So, I go home and start researching what to do. I was determined to do ALL I could to stop taking insulin and medications. I’d seen too many relatives go down this road…and quite frankly…I did not like the destination nor the ride to get there.
A couple days later after discharge, a home health nurse came by — I also quizzed her about my diet — SHE HANDED ME ANOTHER ADA Food Pyramid and told me to “eat the food groups”.
A couple of days later my doctor told me to check out the Low Glycemic Index to see if that would help…it did and it started me on a journey that lead me to Mark Sisson’s website where I explored all things Primal.
Today, with the benefit of a great workout program and a Primal diet, I am 75 pounds lighter and I take -0- insulin and -0- medications. My latest blood work showed NO EVIDENCE OF DIABETES NOR OBESITY! (I am still diabetic, you just wouldn’t know it from my blood work).
I have been insulin and medication free for about 6 months. Because I know how utterly confusing and hopeless life can be when diagnosed with diabetes, I have attempted to reach out to “spread the word” about Paleo / Primal eating and living. I often “befriend” people in social media groups and strike up a conversation.

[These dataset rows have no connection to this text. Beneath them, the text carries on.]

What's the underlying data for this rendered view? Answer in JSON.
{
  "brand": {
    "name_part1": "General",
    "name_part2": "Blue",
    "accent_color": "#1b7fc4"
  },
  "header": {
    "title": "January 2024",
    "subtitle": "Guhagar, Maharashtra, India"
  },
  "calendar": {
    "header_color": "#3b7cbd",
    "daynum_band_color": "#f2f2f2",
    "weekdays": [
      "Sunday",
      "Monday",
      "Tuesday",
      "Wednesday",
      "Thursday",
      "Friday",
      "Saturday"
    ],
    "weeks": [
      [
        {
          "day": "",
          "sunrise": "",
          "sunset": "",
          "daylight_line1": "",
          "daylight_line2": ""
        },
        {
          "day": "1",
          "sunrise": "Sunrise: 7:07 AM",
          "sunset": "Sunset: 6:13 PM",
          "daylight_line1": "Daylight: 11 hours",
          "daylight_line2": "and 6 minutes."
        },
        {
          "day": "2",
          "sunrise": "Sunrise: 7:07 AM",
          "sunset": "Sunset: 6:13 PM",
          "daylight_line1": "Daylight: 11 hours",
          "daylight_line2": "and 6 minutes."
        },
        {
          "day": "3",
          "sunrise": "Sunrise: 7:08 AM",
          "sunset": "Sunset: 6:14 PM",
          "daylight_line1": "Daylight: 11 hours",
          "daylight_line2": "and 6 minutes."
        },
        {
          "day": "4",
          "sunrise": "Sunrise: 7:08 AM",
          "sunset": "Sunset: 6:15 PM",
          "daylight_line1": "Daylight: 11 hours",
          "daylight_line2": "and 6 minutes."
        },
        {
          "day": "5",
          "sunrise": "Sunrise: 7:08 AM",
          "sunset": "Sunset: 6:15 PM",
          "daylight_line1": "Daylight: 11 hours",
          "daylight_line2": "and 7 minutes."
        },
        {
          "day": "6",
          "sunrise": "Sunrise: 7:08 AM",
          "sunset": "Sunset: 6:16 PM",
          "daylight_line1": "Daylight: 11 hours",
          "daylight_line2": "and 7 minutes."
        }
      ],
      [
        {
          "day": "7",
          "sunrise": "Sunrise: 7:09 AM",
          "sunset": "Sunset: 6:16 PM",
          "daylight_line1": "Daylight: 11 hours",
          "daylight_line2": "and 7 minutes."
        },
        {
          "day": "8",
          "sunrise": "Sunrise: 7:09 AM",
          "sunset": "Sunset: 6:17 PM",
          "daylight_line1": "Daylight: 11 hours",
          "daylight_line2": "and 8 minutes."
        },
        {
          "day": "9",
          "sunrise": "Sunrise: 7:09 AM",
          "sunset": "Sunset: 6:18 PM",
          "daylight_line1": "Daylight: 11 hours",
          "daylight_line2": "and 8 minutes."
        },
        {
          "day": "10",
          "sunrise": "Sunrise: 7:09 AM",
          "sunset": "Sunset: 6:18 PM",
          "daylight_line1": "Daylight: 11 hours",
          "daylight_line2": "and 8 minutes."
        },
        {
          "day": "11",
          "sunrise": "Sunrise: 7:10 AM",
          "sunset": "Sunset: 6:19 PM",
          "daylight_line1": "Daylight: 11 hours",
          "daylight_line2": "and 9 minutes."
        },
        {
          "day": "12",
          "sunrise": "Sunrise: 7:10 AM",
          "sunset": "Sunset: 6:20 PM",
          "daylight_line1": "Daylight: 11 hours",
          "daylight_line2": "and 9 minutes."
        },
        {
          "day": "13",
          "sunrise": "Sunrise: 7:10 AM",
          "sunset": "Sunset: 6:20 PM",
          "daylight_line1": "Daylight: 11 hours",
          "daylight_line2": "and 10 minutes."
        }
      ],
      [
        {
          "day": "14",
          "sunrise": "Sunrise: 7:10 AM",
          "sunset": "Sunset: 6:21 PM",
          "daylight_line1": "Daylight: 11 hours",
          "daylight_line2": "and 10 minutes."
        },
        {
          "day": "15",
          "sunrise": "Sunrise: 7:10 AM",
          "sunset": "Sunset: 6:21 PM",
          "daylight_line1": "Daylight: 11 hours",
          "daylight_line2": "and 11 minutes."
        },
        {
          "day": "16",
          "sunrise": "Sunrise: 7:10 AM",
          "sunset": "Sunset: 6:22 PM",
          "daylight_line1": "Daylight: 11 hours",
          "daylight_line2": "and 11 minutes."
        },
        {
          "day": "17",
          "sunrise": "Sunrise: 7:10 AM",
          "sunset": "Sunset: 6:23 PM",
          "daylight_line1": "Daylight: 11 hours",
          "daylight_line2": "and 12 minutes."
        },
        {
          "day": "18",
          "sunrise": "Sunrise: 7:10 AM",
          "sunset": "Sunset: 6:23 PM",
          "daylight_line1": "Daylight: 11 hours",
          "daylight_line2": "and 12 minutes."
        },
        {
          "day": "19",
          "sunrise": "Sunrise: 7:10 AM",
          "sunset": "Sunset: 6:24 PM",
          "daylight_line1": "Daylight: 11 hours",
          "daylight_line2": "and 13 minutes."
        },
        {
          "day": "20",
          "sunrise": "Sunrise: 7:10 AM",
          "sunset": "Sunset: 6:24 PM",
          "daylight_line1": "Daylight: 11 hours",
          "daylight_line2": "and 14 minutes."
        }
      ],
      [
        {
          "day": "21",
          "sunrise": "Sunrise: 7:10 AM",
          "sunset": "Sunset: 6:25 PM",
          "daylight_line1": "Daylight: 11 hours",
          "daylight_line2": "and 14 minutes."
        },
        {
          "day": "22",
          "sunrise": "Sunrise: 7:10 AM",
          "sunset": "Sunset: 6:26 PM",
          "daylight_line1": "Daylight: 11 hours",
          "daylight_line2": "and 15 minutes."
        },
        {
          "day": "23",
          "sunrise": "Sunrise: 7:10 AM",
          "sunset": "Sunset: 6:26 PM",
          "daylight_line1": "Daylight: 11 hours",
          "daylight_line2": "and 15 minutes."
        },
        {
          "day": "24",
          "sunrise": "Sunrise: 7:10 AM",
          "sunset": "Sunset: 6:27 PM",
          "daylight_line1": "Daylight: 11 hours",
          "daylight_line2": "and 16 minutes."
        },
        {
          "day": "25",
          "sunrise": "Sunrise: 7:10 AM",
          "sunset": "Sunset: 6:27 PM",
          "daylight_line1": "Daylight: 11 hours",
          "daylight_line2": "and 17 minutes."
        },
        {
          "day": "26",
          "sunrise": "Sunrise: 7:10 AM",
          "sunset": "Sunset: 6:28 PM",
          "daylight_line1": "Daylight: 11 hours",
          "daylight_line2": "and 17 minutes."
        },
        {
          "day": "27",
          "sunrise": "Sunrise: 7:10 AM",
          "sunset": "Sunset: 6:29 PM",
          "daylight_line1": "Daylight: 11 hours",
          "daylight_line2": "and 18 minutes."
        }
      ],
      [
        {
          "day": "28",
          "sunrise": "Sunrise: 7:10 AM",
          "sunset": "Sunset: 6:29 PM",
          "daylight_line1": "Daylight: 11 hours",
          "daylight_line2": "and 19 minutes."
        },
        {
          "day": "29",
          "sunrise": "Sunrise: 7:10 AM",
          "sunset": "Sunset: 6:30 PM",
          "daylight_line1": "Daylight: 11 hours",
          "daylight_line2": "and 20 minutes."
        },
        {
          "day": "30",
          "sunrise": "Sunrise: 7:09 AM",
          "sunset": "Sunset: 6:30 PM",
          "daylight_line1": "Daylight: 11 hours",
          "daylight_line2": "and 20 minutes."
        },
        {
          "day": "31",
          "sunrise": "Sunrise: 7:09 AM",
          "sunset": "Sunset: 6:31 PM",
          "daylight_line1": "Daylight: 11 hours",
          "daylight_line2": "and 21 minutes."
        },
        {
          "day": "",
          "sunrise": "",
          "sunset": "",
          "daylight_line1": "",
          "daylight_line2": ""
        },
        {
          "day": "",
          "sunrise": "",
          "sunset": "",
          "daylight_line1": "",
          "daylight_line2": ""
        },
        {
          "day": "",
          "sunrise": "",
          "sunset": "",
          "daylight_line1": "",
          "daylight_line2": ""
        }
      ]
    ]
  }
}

Multiple times — I’d say at least 4-5 times — I have began a conversation with a “Certified Diabetes Educator”. EVERY SINGLE TIME — NO EXCEPTIONS — they do not HAVE A CLUE when it comes to Paleo / Primal eating. Honestly…I find this disgusting. Especially when I have to hear (or read) how they are required to go to X number of hours of recertification classes and how they are trained on the latest…blah, blah, blah. ALL of this is bad enough, but here’s the kicker…
THEY ATTEMPT TO CONVINCE ME TO STOP!!! …And go back to eating grains, beans, rice, pasta etc. THE AUDACITY!!! EVEN AFTER they know that I have lost weight and kicked diabetes in the ass (for now) they try to get me back on the train…the train to hell.
WHY? Why would they do this?????
Certified Diabetes Educator: “Because you are missing nutrients and fiber.”
Fiber? …I laugh… “so you are telling me to go back to insulin and meds …for fiber?“
CDE: “you need a balanced diet from a variety of sources and all of the nutrients”
….”Ok… tell me what nutrients I am missing from eating meats, broccoli, cauliflower, greens, celery, tomato, green peppers, mushrooms and nuts….. plus I take a multivitamin… Tell me exactly what nutrients I’m missing that is worth going back on insulin and medications.”
I have never received an explanation or answer to that question…. NONE!
Richard, I understand that not every Type 2 is going to be able to stick to a Very Low Carb diet… I get that. BUT the ADA should PUSH Very Low Carb diet as the PRIMARY solution and IF THE PATIENT CAN NOT Stick to it…then promote the carb laden diet that keeps people “carbing up and shooting up”.
So there you have it. Is it really necessary for me to add anything? Didn’t think so.